* [What you have to do] Give the number of lines in the material below that include "title", and write nothing else.

·····

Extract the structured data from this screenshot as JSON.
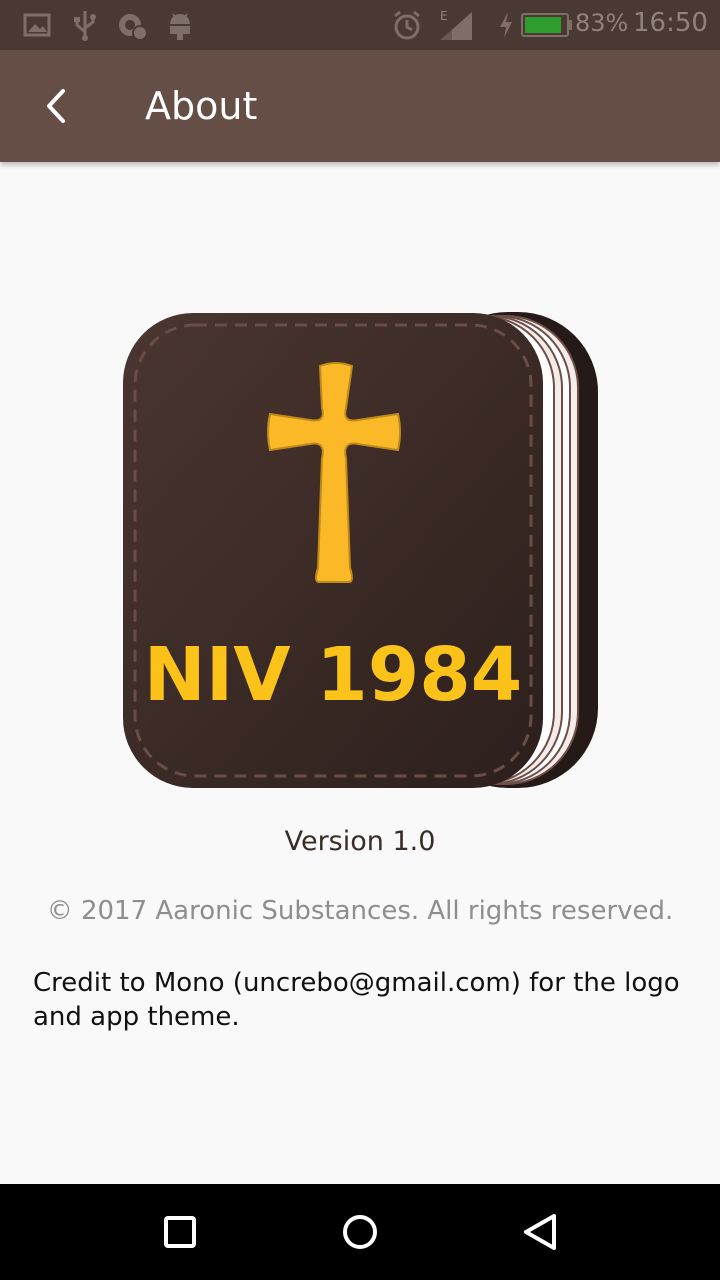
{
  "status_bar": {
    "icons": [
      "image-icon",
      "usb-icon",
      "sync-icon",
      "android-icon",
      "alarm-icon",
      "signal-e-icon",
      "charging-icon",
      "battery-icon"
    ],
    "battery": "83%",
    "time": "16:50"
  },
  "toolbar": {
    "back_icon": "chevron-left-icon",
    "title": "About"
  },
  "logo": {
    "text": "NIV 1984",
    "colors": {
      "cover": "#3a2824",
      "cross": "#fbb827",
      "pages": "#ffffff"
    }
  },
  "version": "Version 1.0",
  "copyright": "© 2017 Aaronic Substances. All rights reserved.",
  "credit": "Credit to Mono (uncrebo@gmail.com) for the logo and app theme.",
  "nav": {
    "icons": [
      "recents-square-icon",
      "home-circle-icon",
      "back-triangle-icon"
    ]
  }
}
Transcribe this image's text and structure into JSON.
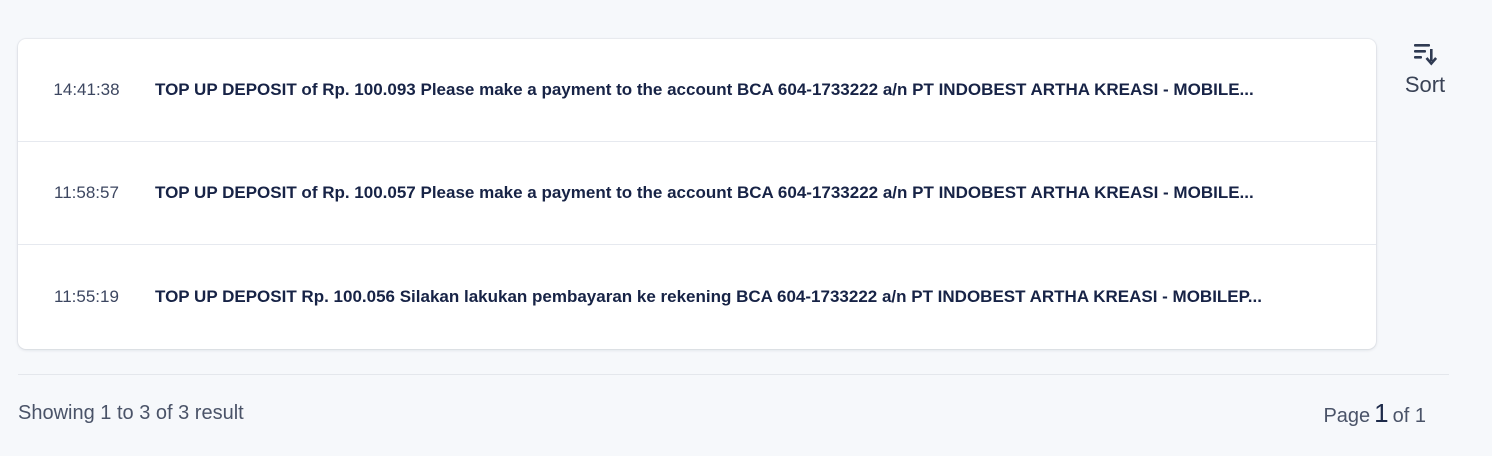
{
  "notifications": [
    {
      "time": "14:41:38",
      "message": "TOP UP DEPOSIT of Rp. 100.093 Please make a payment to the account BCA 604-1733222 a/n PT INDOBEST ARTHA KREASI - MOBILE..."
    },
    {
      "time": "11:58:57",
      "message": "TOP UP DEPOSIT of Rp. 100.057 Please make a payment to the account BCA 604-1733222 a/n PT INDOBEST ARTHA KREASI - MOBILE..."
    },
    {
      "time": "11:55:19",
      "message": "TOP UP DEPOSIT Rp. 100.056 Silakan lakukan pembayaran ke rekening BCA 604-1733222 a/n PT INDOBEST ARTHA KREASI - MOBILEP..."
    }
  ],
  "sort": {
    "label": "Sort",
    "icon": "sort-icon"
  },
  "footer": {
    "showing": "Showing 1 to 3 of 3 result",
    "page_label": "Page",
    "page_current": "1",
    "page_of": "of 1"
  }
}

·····

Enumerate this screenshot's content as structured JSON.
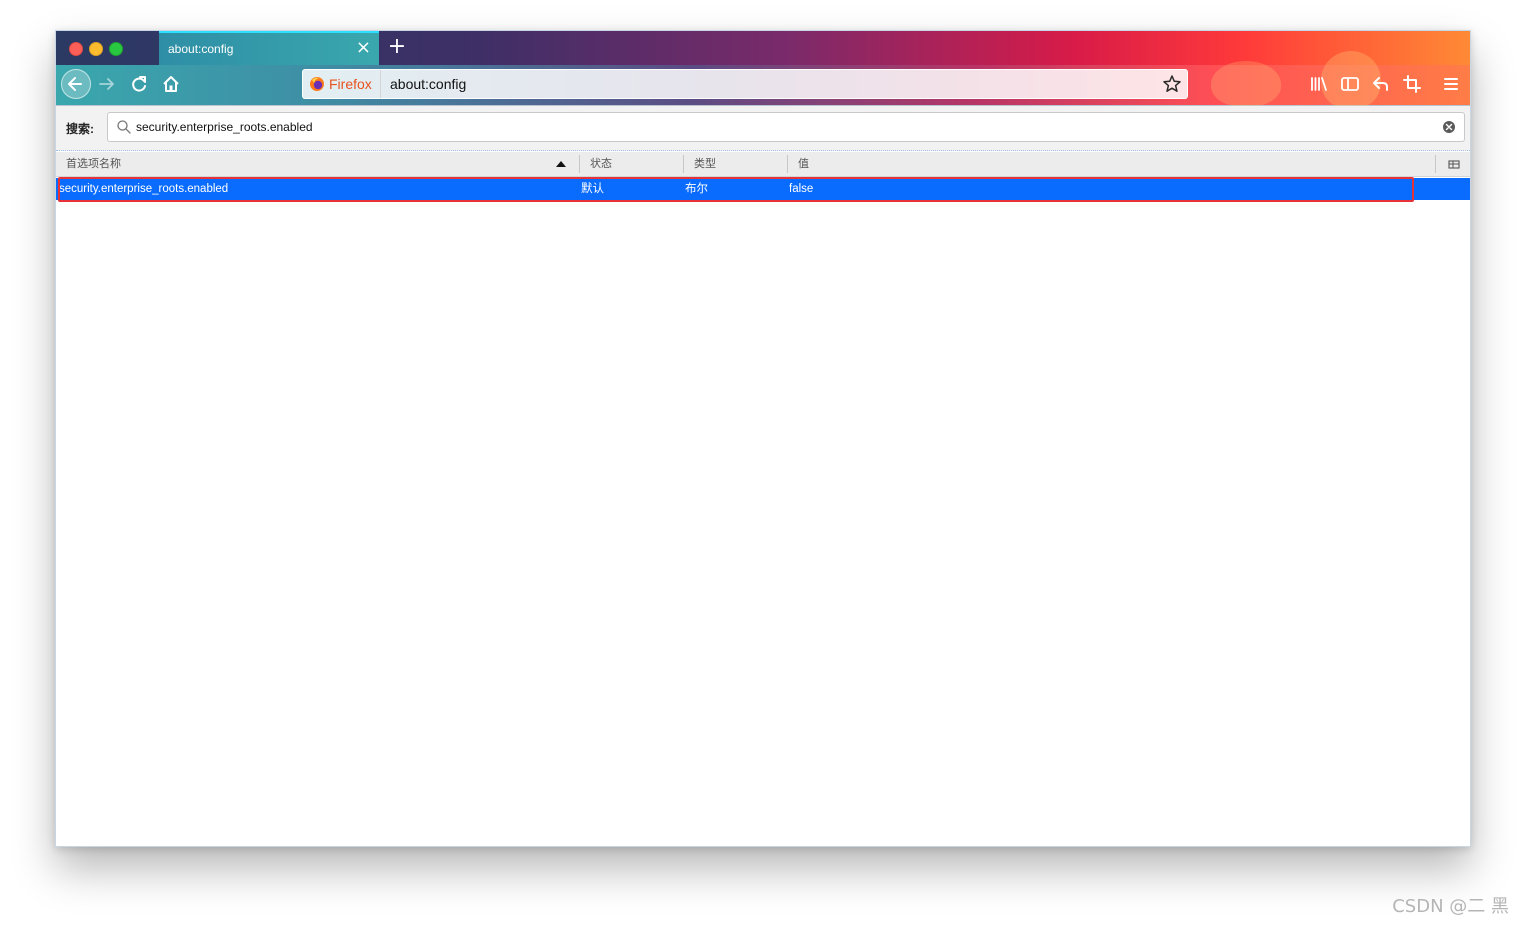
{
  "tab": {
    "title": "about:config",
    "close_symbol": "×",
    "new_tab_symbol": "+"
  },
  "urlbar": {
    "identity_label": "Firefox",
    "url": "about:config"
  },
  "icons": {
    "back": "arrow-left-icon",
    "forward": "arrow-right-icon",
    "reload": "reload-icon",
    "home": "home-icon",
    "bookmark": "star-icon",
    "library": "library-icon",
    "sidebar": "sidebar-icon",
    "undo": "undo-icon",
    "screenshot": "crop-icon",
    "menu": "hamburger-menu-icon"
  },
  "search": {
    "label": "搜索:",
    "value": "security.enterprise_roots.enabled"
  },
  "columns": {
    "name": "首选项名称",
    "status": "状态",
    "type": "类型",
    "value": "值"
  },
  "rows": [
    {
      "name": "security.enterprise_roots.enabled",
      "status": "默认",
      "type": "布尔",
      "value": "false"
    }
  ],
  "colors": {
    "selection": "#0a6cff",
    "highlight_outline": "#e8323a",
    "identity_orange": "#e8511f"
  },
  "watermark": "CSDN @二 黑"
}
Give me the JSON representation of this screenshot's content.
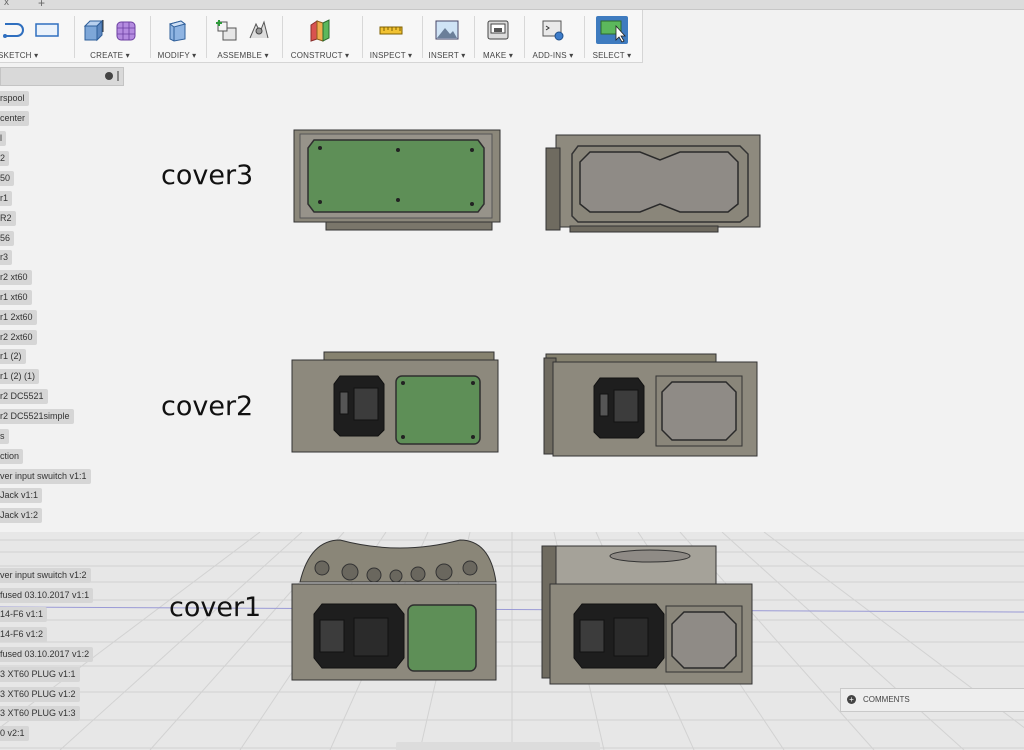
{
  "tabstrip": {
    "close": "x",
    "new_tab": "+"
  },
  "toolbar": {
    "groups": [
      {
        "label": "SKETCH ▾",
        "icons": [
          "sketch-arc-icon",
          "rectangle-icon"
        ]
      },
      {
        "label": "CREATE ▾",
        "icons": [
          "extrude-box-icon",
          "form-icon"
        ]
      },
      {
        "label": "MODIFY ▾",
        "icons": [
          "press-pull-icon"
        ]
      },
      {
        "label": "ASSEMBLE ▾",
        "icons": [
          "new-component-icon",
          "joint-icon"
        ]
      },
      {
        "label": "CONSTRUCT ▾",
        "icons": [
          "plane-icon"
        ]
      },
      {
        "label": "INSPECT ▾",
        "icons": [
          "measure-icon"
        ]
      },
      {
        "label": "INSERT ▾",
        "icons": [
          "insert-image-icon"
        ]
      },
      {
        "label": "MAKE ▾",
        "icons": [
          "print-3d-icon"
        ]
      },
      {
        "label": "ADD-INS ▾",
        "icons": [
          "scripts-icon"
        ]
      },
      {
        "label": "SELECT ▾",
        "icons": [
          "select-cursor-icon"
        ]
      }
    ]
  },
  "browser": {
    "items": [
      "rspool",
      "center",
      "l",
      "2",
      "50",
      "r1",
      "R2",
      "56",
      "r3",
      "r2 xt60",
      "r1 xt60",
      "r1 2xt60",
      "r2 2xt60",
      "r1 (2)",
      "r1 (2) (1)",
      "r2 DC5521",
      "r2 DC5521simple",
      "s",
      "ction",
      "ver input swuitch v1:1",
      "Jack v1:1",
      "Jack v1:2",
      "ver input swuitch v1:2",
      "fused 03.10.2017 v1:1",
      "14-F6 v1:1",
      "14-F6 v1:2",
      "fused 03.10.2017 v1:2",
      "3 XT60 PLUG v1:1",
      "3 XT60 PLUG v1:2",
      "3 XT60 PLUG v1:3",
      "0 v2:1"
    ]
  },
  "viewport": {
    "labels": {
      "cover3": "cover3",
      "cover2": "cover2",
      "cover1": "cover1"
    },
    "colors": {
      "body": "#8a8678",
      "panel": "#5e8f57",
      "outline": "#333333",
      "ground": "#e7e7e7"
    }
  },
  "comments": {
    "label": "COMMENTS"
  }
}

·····

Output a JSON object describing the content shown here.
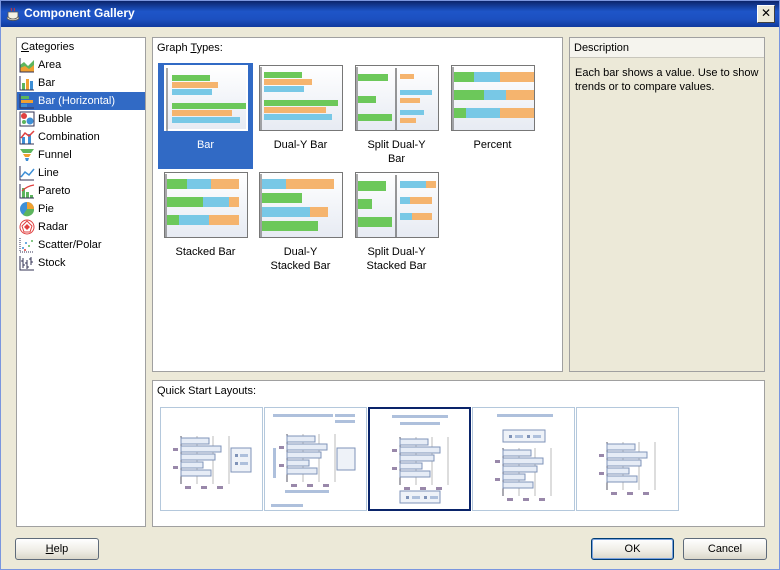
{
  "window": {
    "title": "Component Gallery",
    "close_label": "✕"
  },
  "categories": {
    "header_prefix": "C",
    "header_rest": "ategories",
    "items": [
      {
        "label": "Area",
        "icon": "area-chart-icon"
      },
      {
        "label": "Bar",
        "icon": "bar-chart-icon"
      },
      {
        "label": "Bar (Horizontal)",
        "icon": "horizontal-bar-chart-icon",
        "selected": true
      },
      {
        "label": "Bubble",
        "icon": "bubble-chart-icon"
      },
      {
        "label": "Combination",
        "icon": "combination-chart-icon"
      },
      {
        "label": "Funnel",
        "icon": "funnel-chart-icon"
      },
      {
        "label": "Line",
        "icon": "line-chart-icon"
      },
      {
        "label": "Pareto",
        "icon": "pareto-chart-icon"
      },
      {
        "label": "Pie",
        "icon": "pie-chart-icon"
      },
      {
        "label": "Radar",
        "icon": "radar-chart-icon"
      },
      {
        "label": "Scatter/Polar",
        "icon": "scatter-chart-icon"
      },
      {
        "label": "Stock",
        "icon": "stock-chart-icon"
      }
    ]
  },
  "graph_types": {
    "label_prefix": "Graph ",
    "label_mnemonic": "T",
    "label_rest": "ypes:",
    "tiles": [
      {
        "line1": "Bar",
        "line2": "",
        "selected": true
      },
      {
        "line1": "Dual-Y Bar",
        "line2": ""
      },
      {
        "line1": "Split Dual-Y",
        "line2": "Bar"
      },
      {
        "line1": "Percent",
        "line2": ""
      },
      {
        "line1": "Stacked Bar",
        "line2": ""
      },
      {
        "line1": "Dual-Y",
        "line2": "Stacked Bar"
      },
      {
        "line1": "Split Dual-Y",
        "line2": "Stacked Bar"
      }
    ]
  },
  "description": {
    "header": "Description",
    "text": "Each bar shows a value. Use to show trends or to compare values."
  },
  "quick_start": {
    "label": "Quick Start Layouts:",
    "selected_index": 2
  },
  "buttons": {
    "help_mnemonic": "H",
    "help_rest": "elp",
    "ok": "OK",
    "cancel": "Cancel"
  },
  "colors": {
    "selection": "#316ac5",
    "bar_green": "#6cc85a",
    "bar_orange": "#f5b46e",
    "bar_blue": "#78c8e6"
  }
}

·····

* [Final answer] 3